The latter, the 5th Earl of Balfour, admitted recently that he had to look up in an encyclopaedia exactly how his forebear changed history 100 years ago.
Just as in the past though, today’s positions adopted over the declaration remain as irreconcilable as ever.
“The problem ... with the Balfour Declaration is that whatever explanations we give, none of them justifies doing what was done in a country which was already inhabited,” says Ghada Karmi a British-Palestinian author and lecturer at Exeter University’s Institute of Arab and Islamic Studies.
This, says Karmi, is the fundamental flaw in the declaration and fundamental issue in the narrative of its impact
“You’re dealing with a country with an indigenous population so you cannot go and plant another people in such a country. It’s very simple,” Karmi insisted.
THE perspective taken by many Jews, of course, is very different, as outlined by another academic, Martin Kramer, an Israeli-American historian and founding president of Shalem College in Jerusalem.
“Yes, there were 700,000 Palestinian Arabs ... but there were five-and-a-half million desperate Jews who did not enjoy the citizenship rights of Western Europe,” argues Kramer.
“If you say that Palestine is not their home, then what is their home?
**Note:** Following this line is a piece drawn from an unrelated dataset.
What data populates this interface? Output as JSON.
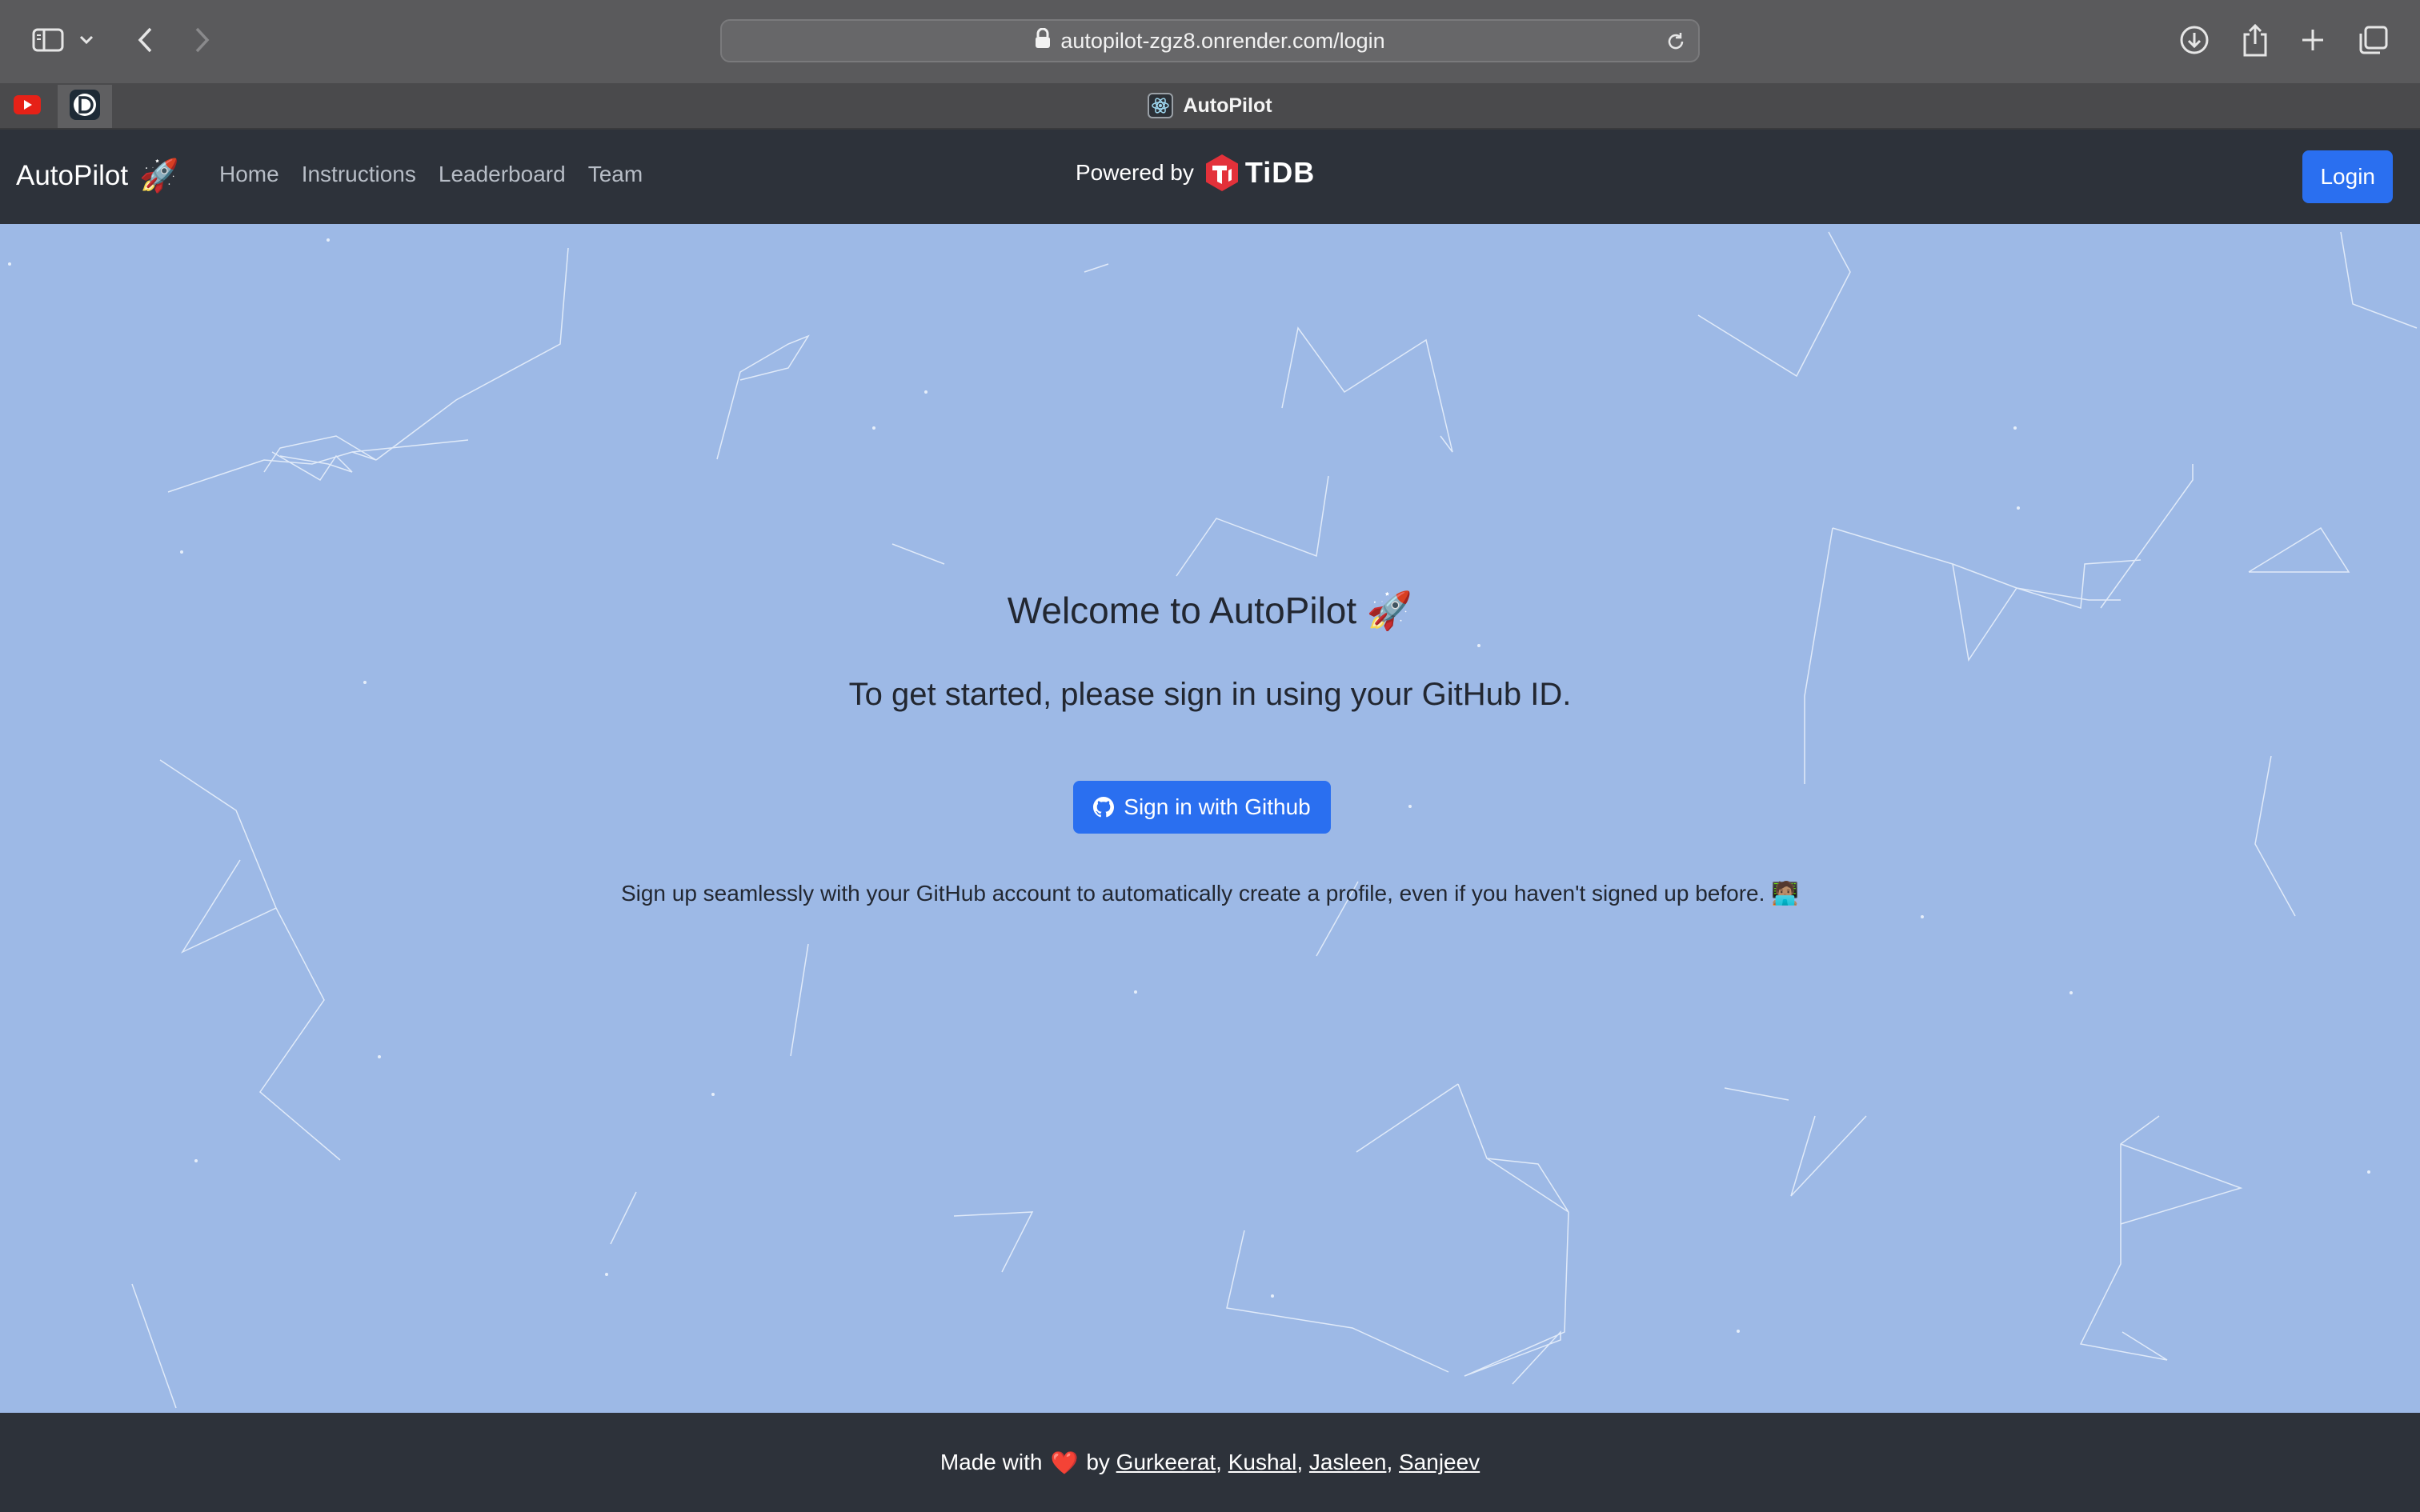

They are the eternal wanderers.”
No doubt Israeli prime minister Benjamin Netanyahu, when he arrives in London this week, will enjoy a brief respite from the political and personal problems he faces at home that include allegations of graft and corruption.
At home on the political front, Netanyahu’s government, the most right-wing in Israel’s history, has worked with ultranationalist elements to expand and consolidate its settlement programme annexing more and more Palestinian land in the process.
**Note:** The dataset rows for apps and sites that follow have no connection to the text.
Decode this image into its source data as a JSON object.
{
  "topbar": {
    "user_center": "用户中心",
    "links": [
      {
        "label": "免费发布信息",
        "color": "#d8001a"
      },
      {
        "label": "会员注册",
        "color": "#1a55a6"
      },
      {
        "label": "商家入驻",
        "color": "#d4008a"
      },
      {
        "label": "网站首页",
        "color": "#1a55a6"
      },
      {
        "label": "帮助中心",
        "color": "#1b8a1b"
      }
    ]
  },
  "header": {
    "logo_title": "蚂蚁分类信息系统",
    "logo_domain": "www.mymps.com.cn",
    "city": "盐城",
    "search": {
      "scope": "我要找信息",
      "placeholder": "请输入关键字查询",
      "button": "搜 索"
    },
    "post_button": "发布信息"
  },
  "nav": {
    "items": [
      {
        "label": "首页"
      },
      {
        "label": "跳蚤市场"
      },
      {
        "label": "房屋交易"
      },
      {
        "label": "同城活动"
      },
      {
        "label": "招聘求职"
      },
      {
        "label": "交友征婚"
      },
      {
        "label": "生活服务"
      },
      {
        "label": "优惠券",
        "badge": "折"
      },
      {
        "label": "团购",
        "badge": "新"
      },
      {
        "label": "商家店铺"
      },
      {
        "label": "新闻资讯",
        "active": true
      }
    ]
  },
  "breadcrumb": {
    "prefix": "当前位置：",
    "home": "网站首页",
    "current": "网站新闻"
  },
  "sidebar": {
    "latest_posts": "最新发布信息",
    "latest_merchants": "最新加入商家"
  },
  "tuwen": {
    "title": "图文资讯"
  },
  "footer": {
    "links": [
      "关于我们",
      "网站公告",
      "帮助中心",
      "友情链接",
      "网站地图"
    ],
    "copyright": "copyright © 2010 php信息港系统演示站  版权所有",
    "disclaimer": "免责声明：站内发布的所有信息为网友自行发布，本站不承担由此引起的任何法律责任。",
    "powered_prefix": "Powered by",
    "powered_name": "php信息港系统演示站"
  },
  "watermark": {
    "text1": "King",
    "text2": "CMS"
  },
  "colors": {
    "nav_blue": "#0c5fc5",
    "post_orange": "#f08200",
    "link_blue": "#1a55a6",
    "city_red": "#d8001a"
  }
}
It is a land grab that along with other moves to politically disenfranchise Palestinians, many see as part of the historical consequences of the Balfour memo. But Palestinians are not the only ones in Netanyahu’s sights these days.
At home, too, he is turning his political and legislative guns on Israel’s own human rights organisations like B’Tselem and Breaking the Silence, which assist Palestinians in making their case against some of the more punitive measure of the Netanyahu government.
In all, November is a painful month in the Palestinian calendar. It is dotted with commemorative days that have one theme in common: the partitioning of Palestine.
This month – today in fact – Palestinians also commemorate the UN General Assembly Resolution 181, which recommended in 1947 the partition of Palestine giving rise to the State of Israel.
Although the Balfour Declaration did not offer partition, it sowed the seeds for it.
As the great ex-patriot Israeli writer and historian Ilan Pappe has pointed out, “the seeds were sown in 1917, reaped in 1947 and poisoned the country ever since.
“It is time to adopt a fresh moral and political view on this history for the sake of a better future.”
If there is one thing almost certain about the controversy surrounding the Balfour centenary, it’s that Pappe’s words will have little resonance around the celebratory dinner table of Theresa May and her guests when they sit down on Tuesday night.
One million Palestinian children suffer ‘unlivable conditions’ in the Gaza Strip today
British Foreign Secretary Lord Arthur Balfour in 1917 Photographs: Getty